Romanian Democratic Convention
The Romanian Democratic Convention (Romanian: Convenţia Democrată Română; abbreviated CDR) was an electoral alliance of several centre-right political parties in Romania, active from 1991 until 2000. The most prominent leaders of the CDR throughout the 1990s were by far Corneliu Coposu, Ion Rațiu, and Ion Diaconescu, all three members of the PNȚ-CD (the successor and political heir to the National Peasants' Party, active in the Kingdom of Romania between 1926-48).
CDR was founded in 1991, one year before the 1992 elections, mainly by the PNŢCD (Christian Democratic National Peasants' Party) and the PNL (National Liberal Party) as well as by several noteworthy civic and cultural organisations, foundations, and other minor political parties. The main purpose of the CDR was to amount an effective opposition against the all-dominating National Salvation Front, a political force made up mostly of former second and third rank Communists, which assumed leadership of the country after the Romanian Revolution.
The core members of the CDR included the following political parties:

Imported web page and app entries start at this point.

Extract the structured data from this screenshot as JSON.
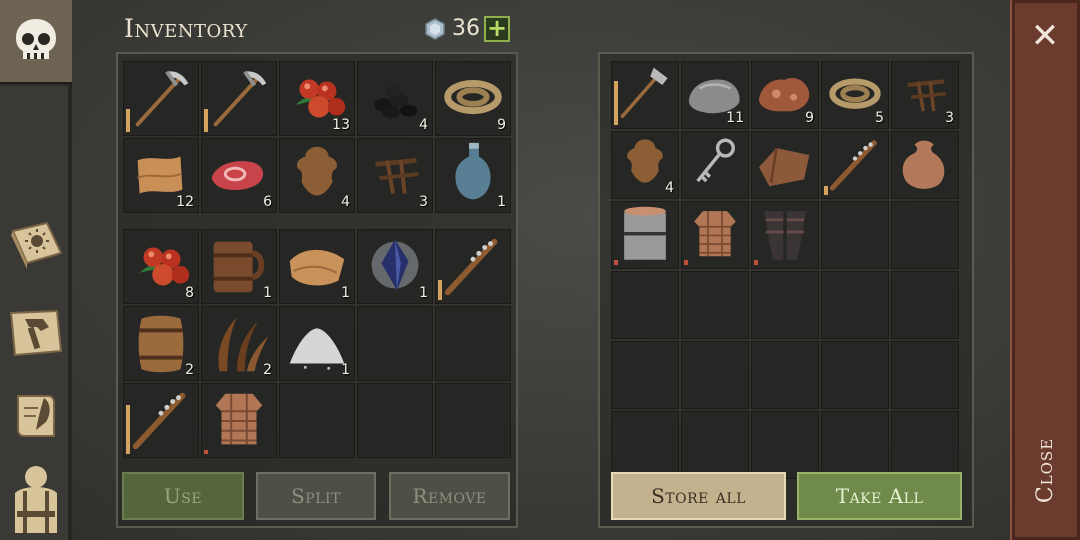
{
  "header": {
    "title": "Inventory",
    "gem_count": "36",
    "add_label": "+"
  },
  "sidebar": {
    "items": [
      {
        "icon": "skull-icon"
      },
      {
        "icon": "sun-book-icon"
      },
      {
        "icon": "crafting-hammer-icon"
      },
      {
        "icon": "scroll-quill-icon"
      },
      {
        "icon": "character-vest-icon"
      }
    ]
  },
  "inventory_top": [
    {
      "item": "pickaxe-icon",
      "count": "",
      "durability": 0.45
    },
    {
      "item": "pickaxe-icon",
      "count": "",
      "durability": 0.45
    },
    {
      "item": "berries-icon",
      "count": "13"
    },
    {
      "item": "coal-icon",
      "count": "4"
    },
    {
      "item": "rope-icon",
      "count": "9"
    },
    {
      "item": "fabric-icon",
      "count": "12"
    },
    {
      "item": "raw-meat-icon",
      "count": "6"
    },
    {
      "item": "hide-icon",
      "count": "4"
    },
    {
      "item": "nails-icon",
      "count": "3"
    },
    {
      "item": "bottle-icon",
      "count": "1"
    }
  ],
  "inventory_bottom": [
    {
      "item": "berries-icon",
      "count": "8"
    },
    {
      "item": "mug-icon",
      "count": "1"
    },
    {
      "item": "leather-icon",
      "count": "1"
    },
    {
      "item": "crystal-icon",
      "count": "1"
    },
    {
      "item": "spiked-club-icon",
      "count": "",
      "durability": 0.38
    },
    {
      "item": "barrel-icon",
      "count": "2"
    },
    {
      "item": "fiber-icon",
      "count": "2"
    },
    {
      "item": "salt-pile-icon",
      "count": "1"
    },
    {
      "item": "",
      "count": ""
    },
    {
      "item": "",
      "count": ""
    },
    {
      "item": "spiked-club-icon",
      "count": "",
      "durability": 0.95
    },
    {
      "item": "chainmail-icon",
      "count": "",
      "durability": 0.08,
      "durability_status": "low"
    },
    {
      "item": "",
      "count": ""
    },
    {
      "item": "",
      "count": ""
    },
    {
      "item": "",
      "count": ""
    }
  ],
  "container": [
    {
      "item": "hatchet-icon",
      "count": "",
      "durability": 0.95
    },
    {
      "item": "stone-icon",
      "count": "11"
    },
    {
      "item": "copper-ore-icon",
      "count": "9"
    },
    {
      "item": "rope-icon",
      "count": "5"
    },
    {
      "item": "nails-icon",
      "count": "3"
    },
    {
      "item": "hide-icon",
      "count": "4"
    },
    {
      "item": "key-icon",
      "count": ""
    },
    {
      "item": "cloth-icon",
      "count": ""
    },
    {
      "item": "spiked-club-icon",
      "count": "",
      "durability": 0.2
    },
    {
      "item": "sack-icon",
      "count": ""
    },
    {
      "item": "knight-helmet-icon",
      "count": "",
      "durability": 0.1,
      "durability_status": "low"
    },
    {
      "item": "chainmail-icon",
      "count": "",
      "durability": 0.1,
      "durability_status": "low"
    },
    {
      "item": "leg-armor-icon",
      "count": "",
      "durability": 0.1,
      "durability_status": "low"
    }
  ],
  "buttons": {
    "use": "Use",
    "split": "Split",
    "remove": "Remove",
    "store_all": "Store all",
    "take_all": "Take All"
  },
  "close": {
    "label": "Close",
    "x": "✕"
  },
  "colors": {
    "accent_green": "#6f8a4a",
    "close_rail": "#6b3b2e",
    "durability": "#d3a35f",
    "durability_low": "#c2513b"
  }
}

- Christian Democratic National Peasants' Party (PNȚ-CD)
- National Liberal Party-Democratic Convention (PNL-CD)
- National Liberal Party-Youth Wing (PNL-AT)
- Civic Alliance Party (PAC)
- Democratic Alliance of Hungarians in Romania (UDMR/RMDSZ)
- Romanian Ecologist Party (PER)
- Social Democratic Party of Romania (PSDR)
Eventually, some parties left (notably, the main faction of PNL between 1992 and 1996, and the PAC, PSDR and UDMR/RMDSZ in 1995), while other minor parties joined or were created between mergers within the alliance such as the Liberal Party '93 (PL '93) or Union of Right-leaning Forces (PAR).
For the period 1992–1996, CDR was the main political opposition force in the Parliament of Romania and in the local administration as well. Although the convention won the capital city of Bucharest and much of the larger urban centres at the 1992 local elections, FSN swept over almost all rural areas and small towns. In the 1992 general elections, individual parties were awarded seats as follows:
The alliance also included the UDMR/RMDSZ, which ran on a separate list, and a number of minor parties and civic organisations that failed to gain parliamentary representation: the Democratic Unity Party, the Christian Democratic Union, the Ecologist Federation of Romania (FER), the Civic Alliance and others.
At the 1992 general elections, Emil Constantinescu was the presidential candidate of the convention. He managed to qualify in the second round where he finished second with an electoral score of 38.57% (or 4,641,207 votes).
Below is the distribution of seats in the Chamber of Deputies between the components of the alliance after the 1996 elections, the first in post-1989 Romania that saw a peaceful transition of power:
For the period 1996–2000, the CDR formed a grand coalition with the Social Democratic Union (an alliance between the Democratic Party and PSDR) and the UDMR (Democratic Alliance of Hungarians in Romania). At governing level, this grand coalition resulted in the Ciorbea Cabinet (1996–1998), Vasile Cabinet (1998–1999), and Isărescu Cabinet (1999–2000).
Due to internal frictions within the alliance (as well as given the somewhat inconsistent and turbulent governing from 1996 to 2000), the PNL withdrawn from the CDR prior to the 2000 general elections. Nonetheless, PNȚCD and other parties ran on the CDR 2000 common list for these elections. The alliance did not manage to score the same positive results as during the 1990s and, consequently, shortly disbanded since it did not pass the electoral threshold.
82 / 341
34 / 143
122 / 343
53 / 143
0 / 345
0 / 140
- Roper, Steven D. (Winter 1997). "From Opposition To Government Coalition: Unity And Fragmentation Within The Democratic Convention Of Romania". East European Quarterly. 31 (4): 519.
- Dan Pavel, Iulia Huia, <<Nu putem reuşi decît împreună.>> O istorie analitică a Convenţiei Democratice, 1989-2000, Editura Polirom, Iaşi, 2003
- Roper, Steven D., <<From Opposition to Government Coalition: Unity and Fragmentation within the Democratic Convention of Romania.>>, East European Quarterly, 1997. Vol. 31, 4: 519-542.